Once the death and destruction suffered by the monasteries still tainted by their European character were over, what was perhaps their greatest achievement remained too long neglected. As the Chinese and Korean communists in 1946 and 1949 subjected the missionaries first in Yenki and later in Tokwon and Wonsan to their long drawn-out suffering, many in Europe thought that the East Asia mission was dead. They did not reckon with the stubborn fidelity to their vocation of the young Koreans, men and women, who had become members of the Benedictine communities.
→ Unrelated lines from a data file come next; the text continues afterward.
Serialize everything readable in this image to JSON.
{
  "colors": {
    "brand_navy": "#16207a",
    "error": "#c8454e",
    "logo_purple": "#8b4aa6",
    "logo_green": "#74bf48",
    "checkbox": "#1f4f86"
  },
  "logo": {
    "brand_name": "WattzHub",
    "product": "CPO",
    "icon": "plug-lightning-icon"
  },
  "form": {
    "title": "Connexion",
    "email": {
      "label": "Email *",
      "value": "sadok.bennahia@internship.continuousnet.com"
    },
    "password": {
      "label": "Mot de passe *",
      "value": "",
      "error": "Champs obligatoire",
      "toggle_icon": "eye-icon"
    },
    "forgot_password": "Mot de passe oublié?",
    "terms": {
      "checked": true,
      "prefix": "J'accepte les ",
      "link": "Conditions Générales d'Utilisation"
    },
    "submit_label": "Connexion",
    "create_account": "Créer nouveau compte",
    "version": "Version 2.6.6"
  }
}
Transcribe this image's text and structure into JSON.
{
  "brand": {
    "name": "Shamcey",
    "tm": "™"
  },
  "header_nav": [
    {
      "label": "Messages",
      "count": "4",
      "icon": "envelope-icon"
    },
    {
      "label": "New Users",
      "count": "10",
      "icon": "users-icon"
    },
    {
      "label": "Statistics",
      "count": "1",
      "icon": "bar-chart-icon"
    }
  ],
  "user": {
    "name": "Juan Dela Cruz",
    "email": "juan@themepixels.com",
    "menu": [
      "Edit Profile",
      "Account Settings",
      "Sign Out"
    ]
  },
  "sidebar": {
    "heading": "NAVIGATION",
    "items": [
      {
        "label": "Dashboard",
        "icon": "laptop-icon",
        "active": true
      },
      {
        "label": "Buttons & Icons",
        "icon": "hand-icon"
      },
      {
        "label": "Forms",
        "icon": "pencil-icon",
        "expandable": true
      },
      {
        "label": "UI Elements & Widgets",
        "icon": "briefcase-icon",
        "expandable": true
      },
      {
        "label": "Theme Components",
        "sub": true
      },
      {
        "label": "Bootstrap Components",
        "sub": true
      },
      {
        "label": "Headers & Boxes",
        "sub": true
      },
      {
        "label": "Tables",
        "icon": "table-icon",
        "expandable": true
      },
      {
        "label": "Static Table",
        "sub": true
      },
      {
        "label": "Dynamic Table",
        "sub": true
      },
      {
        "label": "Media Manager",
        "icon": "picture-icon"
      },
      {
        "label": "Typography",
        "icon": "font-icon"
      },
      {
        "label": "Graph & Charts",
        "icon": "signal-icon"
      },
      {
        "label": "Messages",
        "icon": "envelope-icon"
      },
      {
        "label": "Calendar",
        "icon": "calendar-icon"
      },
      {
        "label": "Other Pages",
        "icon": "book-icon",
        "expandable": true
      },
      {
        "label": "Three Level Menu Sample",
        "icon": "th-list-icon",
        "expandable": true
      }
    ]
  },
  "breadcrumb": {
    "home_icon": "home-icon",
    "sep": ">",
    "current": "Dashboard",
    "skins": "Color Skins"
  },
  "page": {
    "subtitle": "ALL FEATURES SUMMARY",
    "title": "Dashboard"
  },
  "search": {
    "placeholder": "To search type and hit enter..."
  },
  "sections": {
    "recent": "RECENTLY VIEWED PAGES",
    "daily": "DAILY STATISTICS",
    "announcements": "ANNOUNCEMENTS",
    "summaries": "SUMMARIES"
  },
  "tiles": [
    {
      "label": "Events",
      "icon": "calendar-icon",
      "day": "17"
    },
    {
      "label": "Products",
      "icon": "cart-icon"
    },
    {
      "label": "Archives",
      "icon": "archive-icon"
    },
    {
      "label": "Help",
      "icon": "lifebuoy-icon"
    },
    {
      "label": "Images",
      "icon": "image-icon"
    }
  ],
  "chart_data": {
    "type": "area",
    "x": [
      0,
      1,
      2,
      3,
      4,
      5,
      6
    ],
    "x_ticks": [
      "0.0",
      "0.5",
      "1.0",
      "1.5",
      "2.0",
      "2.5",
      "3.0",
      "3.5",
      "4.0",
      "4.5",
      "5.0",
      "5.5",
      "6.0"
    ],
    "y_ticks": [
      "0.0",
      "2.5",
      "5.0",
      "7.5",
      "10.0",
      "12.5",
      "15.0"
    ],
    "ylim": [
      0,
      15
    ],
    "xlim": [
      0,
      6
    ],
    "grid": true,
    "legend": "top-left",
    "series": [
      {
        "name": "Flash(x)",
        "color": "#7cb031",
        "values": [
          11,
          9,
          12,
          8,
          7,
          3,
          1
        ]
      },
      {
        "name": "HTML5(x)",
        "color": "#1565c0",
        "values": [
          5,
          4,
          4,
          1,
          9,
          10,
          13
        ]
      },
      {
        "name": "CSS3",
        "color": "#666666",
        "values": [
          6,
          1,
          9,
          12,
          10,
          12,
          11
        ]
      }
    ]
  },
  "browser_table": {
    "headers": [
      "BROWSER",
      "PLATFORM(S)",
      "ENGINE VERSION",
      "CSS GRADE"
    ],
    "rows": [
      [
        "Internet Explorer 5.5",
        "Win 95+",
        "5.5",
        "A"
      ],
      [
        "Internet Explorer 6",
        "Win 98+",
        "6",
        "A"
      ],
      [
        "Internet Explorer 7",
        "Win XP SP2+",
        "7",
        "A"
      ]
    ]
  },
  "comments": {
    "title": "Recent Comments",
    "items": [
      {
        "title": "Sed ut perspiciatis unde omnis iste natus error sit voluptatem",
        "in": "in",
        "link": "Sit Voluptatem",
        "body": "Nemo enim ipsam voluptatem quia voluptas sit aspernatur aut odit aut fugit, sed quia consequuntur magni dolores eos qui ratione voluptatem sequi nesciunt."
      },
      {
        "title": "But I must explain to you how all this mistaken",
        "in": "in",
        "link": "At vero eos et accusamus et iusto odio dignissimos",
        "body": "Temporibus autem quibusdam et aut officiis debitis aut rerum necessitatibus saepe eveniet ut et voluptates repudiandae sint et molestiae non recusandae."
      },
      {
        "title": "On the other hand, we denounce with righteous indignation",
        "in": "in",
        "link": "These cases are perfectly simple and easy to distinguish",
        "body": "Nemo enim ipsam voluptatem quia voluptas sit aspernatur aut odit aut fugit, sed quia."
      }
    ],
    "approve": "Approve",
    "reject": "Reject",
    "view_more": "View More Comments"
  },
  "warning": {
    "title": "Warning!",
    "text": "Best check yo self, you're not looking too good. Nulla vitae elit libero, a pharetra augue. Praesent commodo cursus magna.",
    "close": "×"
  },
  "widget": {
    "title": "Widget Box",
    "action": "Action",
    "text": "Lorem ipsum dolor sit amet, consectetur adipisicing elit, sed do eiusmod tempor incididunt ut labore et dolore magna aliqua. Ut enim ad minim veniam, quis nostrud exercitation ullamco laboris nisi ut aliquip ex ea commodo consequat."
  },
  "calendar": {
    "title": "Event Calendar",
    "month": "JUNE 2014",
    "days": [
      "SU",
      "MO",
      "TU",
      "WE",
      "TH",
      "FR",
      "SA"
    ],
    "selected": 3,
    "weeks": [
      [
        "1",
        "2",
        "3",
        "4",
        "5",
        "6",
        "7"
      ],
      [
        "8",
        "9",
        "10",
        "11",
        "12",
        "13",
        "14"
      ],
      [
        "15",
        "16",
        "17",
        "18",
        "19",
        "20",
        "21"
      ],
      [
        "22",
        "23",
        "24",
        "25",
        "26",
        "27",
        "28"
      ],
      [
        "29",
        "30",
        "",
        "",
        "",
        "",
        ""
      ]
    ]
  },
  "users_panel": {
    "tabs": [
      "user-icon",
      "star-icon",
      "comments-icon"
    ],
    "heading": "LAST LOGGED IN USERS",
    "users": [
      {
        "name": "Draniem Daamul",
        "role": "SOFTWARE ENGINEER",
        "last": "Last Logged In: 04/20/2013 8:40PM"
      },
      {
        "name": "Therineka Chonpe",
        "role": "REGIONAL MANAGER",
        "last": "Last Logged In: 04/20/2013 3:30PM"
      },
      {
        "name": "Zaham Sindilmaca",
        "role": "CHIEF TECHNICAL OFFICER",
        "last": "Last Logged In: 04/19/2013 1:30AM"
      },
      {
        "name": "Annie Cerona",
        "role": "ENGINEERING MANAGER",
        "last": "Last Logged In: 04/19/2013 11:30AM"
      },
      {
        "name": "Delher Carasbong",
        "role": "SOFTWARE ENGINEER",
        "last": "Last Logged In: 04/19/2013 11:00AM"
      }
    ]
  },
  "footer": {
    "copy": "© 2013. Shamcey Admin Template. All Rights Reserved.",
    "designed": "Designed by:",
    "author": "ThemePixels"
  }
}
However, the monasteries of Tokwon, Wonsan and Yenki had imparted so much strength to their Korean members that they survived the destruction of their communities. The spiritual heritage they took with them sufficed for them to re-orientate themselves in a totally unfamiliar environment and to prepare the monasteries which we today admire in South Korea. For Waegwan the rebuilding of a great mission territory was decisive. This provided a foothold in the country, and since the end of the 1960s enabled them to make ever greater advances, to hand over to the Korean diocesan clergy the parishes with their fine churches and parish centres. It enabled them also to transform Waegwan from being a centre for mission to being the homeland of Korean Benedictines, that means a return under new conditions to the ideal of the Abbey of St Benedict in Seoul.